Clark, who is 48 and a photographer, says he and his older brother, Leo, are among at least eight people who were abused by Malia (pictured in Cheverus yearbook, right). Two of the clients approached the school this summer seeking damages of $1 million each. But the school this month informed them it would not enter into mediation -- coincidentally, around the time the Sandusky scandal broke.
"It's put a lot of people who've gone through this experience into a lot of distress when they thought they actually would maybe finally be acknowledged, you know, in a more solid way," Clark says.
Mitchell Garabedian is the Boston attorney representing the two men, whom he will not name, as well as four other former Cheverus students. "The Jesuit school has turned its back on these individuals and said, 'Well, we've done enough.' Well, what is enough when you allow a child, an innocent child, to be sexually molested by a predator?"
Melissa Hewey, Cheverus' attorney, says the school's board rejected mediation because they felt their offer of counseling to the former students had been appropriate. Hewey says the other issue is that the school doesn't have the resources to compensate Malia's accusers.
"Usually if there's a settlement of a claim, an insurance company would participate in that so that it's not coming out of, say,the school's operating fund," Hewey says. "But the school doesn't have liability insurance for the period that these things were happening."
The school issued a public apology, after Malia himself admitted sexual misconduct to the Portland Press Herald.
Malia resigned from Cheverus in 1998, his name taken off the school track. He was never charged by police. They said they found no evidence that Malia had abused anyone after 1993; child sexual-abuse cases before then are subject to a statute of limitations for criminal prosecution.

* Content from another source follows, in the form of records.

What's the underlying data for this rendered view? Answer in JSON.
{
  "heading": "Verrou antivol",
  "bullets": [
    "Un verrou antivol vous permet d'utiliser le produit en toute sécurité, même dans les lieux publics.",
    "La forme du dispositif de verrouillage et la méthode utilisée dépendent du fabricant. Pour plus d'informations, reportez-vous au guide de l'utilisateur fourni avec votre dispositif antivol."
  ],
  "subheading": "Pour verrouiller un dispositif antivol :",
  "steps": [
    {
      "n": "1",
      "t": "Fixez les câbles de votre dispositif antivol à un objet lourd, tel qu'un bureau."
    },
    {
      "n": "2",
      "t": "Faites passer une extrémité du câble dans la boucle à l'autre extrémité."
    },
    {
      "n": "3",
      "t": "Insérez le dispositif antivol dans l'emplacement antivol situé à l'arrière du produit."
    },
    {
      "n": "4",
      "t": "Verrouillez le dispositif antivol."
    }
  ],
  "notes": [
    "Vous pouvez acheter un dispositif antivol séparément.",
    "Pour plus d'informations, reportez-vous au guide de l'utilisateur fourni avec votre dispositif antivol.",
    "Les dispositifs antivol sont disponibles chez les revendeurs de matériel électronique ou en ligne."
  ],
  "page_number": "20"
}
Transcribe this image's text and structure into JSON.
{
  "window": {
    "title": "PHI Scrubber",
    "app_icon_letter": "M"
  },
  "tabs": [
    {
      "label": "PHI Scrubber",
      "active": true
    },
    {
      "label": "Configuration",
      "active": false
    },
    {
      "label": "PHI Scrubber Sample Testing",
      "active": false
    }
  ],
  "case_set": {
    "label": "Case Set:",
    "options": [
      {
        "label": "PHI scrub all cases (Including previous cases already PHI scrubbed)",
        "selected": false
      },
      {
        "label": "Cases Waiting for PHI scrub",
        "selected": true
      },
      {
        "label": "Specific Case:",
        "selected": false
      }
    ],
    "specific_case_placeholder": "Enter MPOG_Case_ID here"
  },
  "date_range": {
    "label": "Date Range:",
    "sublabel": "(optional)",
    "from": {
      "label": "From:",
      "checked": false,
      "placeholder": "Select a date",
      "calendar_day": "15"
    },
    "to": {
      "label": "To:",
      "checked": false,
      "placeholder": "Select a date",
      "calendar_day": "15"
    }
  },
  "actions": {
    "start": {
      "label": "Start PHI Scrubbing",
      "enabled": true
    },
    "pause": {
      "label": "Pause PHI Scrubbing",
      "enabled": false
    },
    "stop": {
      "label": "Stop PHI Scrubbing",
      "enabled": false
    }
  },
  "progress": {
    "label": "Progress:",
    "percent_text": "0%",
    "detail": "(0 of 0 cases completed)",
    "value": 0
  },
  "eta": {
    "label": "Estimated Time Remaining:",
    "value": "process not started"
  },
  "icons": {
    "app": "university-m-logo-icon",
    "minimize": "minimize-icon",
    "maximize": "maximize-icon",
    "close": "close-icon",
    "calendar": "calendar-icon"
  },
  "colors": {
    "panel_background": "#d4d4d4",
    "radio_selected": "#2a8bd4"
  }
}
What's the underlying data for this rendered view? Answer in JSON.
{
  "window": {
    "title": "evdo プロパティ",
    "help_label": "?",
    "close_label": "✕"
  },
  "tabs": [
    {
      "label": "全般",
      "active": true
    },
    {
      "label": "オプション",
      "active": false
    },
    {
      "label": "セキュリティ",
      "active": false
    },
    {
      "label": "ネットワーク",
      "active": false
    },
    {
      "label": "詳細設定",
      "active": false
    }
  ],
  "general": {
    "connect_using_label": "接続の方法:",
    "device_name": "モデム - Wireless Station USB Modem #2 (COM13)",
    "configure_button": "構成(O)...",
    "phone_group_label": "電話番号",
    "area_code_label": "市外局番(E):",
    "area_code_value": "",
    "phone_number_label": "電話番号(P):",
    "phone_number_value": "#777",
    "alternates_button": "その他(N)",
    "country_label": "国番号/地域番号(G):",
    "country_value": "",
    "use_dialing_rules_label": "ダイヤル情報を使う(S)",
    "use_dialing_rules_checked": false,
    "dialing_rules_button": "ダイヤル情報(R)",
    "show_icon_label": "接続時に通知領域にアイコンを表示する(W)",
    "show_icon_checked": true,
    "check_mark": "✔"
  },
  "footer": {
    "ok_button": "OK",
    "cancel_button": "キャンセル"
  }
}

Cheverus Vice President Brian Dudley (left) says the school was aware of the protest ahead of time and informed students during an ecumenical service.
"Our principal actually got up and spoke about demonstration happening today, and the need for us to be respectful, to be sympathetic, to understand that as a part of Cheverus' history that we're not proud of," Dudley says.
That history also includes Father James Talbot, who was accused in 1998 of abusing a 15-year-old student. Dudley says since the allegations started surfacing, the school has instituted a number of protections for students. "All of our employees now go through criminal background checks, everyone must participate through a Diocesan program called 'Protecting God's Children.' We also have our outside coaches go through an abuse program," Dudley says.
But those who say they were abused feel they are being left behind, and would like the damages to help them move on with lives that have been wracked by broken relationships, anxiety, depression.
Among those protesting outside the school is Dr. Robert Gossart, a retired psychiatrist who used to work at Acadia Hospital in Bangor and says he was abused by a priest as a boy. Gossart says abuse victims seek damages more for validation than anything else.
"Most victims of sexual abuse do not talk about it," Gossart says. "So just the fact to be heard, to be believed, is some how healing and helpful."
Garabedian, the lawyer for six of Malia's accusers, says he's still researching the possibility of filing suit against the school.
Photos by Josie Huang.